Thanks to Aaron and Carly for participating and thanks to everyone who submitted. We'll be in touch with all the winners.
Infographics

When former Pittsburgh Steelers' center Mike Webster committed suicide in 2002, his death began to raise awareness of the brain damage experienced by NFL football players. A 2017 study found that 99% of deceased NFL players had a degenerative brain disease known as CTE (chronic traumatic encephalopathy). Only one out of 111 former football players had no sign of CTE. It turns out, some of the risks of traumatic brain injury experienced by heavily padded adults playing at a professional level also exist for kids with developing brains playing at a recreational level. The dangers might not be as intense as what the adults go through, but it can have some major life-long consequences.

A new PSA put out by the Concussion Legacy Foundation raises awareness of the dangers of tackle football on developing brains, comparing it to smoking. "Tackle football is like smoking. The younger I start, the longer I am exposed to danger. You wouldn't let me smoke. When should I start tackling?" a child's voice can be heard saying in the PSA as a mother lights up a cigarette for her young son.

Keep Reading Show less
via Gage Skidmore / Flickr

On Tuesday morning, President Trump tweeted about some favorable economic numbers, claiming that annual household income is up, unemployment is low, and housing prices are high.

Now, just imagine how much better those numbers would be if the country wasn't mired in an economy-killing trade war with China, bleeding out trillion-dollar-a-year debts, and didn't suffer from chaotic leadership in the Oval Office?

At the end of tweet, came an odd sentence, "Impeach the Pres."

Keep Reading Show less
Politics

October is domestic violence awareness month and when most people think of domestic violence, they imagine mostly female victims. However, abuse of men happens as well – in both heterosexual and homosexual relationships. But some are taking it upon themselves to change all that.

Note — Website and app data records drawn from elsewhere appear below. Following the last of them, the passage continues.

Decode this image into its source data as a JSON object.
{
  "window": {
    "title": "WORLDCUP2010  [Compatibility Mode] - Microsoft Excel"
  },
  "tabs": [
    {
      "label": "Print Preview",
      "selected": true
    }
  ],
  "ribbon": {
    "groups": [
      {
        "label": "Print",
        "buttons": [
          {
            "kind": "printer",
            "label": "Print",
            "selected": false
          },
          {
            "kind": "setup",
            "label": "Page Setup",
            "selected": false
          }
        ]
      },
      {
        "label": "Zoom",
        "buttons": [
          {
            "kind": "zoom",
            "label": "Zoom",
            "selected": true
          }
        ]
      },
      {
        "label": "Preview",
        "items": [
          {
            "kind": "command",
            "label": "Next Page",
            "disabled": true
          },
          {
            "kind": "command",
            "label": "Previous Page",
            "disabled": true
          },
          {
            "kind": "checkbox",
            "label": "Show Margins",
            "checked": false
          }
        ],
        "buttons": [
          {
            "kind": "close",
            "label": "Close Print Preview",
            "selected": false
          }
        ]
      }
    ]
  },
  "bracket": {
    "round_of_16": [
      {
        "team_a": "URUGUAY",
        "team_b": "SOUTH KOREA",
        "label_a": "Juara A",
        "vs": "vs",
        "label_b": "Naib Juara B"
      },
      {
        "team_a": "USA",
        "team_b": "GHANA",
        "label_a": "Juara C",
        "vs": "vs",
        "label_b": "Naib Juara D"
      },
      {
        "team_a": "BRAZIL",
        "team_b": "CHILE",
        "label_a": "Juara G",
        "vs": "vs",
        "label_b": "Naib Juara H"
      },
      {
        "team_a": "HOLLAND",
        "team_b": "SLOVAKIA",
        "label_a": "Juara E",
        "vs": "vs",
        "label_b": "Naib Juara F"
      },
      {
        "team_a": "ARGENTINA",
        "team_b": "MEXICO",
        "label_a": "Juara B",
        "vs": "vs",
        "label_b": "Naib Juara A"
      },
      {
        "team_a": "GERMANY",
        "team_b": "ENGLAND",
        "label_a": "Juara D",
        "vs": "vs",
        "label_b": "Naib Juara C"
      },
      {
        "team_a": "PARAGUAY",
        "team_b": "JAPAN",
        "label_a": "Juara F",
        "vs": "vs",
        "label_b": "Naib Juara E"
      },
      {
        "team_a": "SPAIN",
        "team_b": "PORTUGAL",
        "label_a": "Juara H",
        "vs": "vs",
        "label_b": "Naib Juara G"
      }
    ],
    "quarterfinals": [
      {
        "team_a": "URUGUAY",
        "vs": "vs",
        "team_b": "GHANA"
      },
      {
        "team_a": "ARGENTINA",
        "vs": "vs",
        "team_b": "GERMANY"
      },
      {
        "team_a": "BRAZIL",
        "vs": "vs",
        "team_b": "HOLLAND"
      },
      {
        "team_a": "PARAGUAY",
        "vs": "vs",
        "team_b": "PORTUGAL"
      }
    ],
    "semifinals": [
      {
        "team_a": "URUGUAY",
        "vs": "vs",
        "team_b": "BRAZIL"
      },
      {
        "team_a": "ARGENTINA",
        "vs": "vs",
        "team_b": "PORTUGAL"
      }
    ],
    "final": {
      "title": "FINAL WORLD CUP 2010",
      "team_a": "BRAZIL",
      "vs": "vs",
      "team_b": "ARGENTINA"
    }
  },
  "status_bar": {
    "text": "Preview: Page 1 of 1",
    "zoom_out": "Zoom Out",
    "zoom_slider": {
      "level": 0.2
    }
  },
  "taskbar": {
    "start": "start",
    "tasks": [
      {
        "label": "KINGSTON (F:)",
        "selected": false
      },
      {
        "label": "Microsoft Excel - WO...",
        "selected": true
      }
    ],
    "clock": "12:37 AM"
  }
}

Keep Reading Show less
Culture

At this point most reasonable people agree that climate change is a serious problem. And while a lot of good people are working on solutions, and we're all chipping in by using fewer plastic bags, it's also helpful to understand where the leading causes of the issue stem from. The list of 20 leading emitters of carbon dioxide by The Guardian newspaper does just that.

Keep Reading Show less
The Planet
via International Labour Organization / Flickr and Michael Moore / Facebook

Before the release of "The Joker" there was a glut of stories in the media about the film's potential to incite violence.

The FBI issued a warning, saying the film may inspire violence from a group known as the Clowncels, a subgroup of the involuntarily celibate or Incel community.

Incels an online subculture who believe they are unable to attract a sexual partner. The American nonprofit Southern Poverty Law Center describes them as "part of the online male supremacist ecosystem" that is included in its list of hate groups.

Keep Reading Show less
Culture